In an effort to restore some semblance of justice to the federal government’s sprawling “criminal justice” machine, a coalition of U.S. lawmakers including liberty-minded Senator Rand Paul (R-Ky.) are pursuing reforms that would force the feds to prove suspects were willfully committing a crime. With tens of thousands of pages in new “regulations” imposed on America each year just by federal regulatory agencies — many with severe criminal penalties attached — legal experts say virtually every American professional likely commits several federal crimes each day without even realizing it. Under the newly re-introduced “Mens Rea Reform Act,” though, that would all change. The effort has drawn widespread support across the political spectrum, and especially among conservatives and liberals concerned about overcriminalization.

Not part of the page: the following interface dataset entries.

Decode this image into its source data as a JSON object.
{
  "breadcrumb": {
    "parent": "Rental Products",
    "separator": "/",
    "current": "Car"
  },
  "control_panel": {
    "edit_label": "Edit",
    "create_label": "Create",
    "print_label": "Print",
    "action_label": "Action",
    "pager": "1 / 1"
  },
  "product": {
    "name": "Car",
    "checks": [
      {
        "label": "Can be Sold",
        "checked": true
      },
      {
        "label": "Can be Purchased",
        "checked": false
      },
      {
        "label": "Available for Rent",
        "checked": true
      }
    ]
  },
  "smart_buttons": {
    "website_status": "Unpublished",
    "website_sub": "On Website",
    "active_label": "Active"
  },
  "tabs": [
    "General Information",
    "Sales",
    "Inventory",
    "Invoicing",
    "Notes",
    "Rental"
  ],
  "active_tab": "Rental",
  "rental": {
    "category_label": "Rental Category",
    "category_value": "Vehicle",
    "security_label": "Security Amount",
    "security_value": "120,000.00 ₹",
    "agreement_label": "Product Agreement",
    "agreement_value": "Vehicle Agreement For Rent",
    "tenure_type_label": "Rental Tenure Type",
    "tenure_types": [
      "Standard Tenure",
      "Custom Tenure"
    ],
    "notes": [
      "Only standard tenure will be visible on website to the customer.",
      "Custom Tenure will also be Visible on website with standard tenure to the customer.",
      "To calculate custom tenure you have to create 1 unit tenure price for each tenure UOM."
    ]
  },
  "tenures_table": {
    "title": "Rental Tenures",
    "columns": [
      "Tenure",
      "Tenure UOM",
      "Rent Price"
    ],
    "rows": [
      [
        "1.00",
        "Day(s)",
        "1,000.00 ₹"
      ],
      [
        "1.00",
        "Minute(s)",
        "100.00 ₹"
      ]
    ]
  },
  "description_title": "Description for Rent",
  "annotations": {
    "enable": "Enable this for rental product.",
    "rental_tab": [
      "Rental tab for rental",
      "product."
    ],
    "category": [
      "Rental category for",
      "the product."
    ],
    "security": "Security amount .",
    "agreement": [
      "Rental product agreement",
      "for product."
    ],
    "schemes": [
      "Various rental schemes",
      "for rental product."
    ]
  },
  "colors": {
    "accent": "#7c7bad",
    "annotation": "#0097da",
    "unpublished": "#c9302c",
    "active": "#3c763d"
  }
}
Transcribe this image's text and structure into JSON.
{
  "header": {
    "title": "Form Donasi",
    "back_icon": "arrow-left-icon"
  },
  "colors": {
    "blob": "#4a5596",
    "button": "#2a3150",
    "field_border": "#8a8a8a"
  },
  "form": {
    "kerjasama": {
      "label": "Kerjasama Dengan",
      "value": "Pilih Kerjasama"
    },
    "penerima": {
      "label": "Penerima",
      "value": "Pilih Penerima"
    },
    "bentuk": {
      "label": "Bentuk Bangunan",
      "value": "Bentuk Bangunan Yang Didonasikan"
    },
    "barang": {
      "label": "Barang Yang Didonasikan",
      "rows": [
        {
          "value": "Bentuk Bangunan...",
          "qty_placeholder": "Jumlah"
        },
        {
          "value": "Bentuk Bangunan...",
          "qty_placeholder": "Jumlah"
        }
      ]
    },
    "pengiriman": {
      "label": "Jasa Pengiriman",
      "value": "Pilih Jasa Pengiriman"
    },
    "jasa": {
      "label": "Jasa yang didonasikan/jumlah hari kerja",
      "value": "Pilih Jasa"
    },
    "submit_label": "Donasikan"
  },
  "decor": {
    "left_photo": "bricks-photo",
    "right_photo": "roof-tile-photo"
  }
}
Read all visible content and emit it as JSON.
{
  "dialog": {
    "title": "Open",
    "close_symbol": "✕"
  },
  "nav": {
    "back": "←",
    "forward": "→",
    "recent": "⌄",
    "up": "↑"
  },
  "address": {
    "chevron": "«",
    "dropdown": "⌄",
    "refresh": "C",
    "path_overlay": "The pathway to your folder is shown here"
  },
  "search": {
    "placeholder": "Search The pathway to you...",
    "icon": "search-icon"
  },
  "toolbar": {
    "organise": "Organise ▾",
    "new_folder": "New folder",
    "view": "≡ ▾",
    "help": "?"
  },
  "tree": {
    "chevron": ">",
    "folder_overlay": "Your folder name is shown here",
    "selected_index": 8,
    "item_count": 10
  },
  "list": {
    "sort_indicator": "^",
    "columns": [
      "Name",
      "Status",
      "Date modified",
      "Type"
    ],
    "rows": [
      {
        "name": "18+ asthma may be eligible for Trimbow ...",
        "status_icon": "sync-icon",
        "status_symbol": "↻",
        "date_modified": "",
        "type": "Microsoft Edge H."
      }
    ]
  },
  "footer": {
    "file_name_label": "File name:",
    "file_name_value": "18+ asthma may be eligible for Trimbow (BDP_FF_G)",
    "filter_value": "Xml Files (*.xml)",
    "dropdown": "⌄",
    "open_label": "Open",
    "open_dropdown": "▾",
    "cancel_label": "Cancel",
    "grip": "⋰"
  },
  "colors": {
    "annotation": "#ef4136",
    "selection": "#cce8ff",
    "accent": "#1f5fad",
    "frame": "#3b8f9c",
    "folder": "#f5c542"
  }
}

If and when the bill becomes law, it would require that federal prosecutors prove beyond a reasonable doubt that the defendant actually intended to commit a crime. The measure would apply to almost all federal criminal laws and regulations that do not currently include such protections — protections that were standard in Anglo-Saxon jurisprudence for centuries in English common law. Mens Rea, which means “guilty mind” in Latin, is an important legal protection that generally requires a defendant to have intended to commit a crime for the action to be prosecuted as such. It is aimed at distinguishing between negligence, for example, and actual criminal intent. With an estimated 5,000 federal statutes and close to half of a million federal regulations carrying potential criminal penalties, advocates for the Mens Rea protection say it is urgently needed.
“Rampant and unfair overcriminalization in America calls for criminal justice reform, which starts with default mens rea legislation,” said Senator Orrin Hatch (R-Utah), who sponsored the measure. “Requiring proof of criminal intent protects individuals from prison time or other criminal penalties for accidental conduct or for activities they didn’t know were wrong. In recent years, Congress and federal agencies have increasingly created crimes with vague or unclear criminal intent requirements or with no criminal intent requirement at all. The Mens Rea Reform Act will help correct that problem and ensure that honest, hardworking Americans are not swept up in the criminal justice system for doing things they didn’t know were against the law.”
Hatch also spoke on the Senate floor about why his bill was needed, pointing to a wide range of absurd criminal offenses defined in practically innumerable federal statutes and regulations — everything from writing checks for less than $1 to allowing a pet to make a noise that frightens wildlife on federal land is a federal crime. “Individuals should not be threatened with prison time for accidentally committing a crime or for engaging in an activity they did not know was wrong,” the senator from Utah said. “If Congress wants to criminalize an activity, and does not want to include any sort of criminal intent requirement, Congress should have to specify in statute that it is creating a strict liability offense. I believe this simple legislative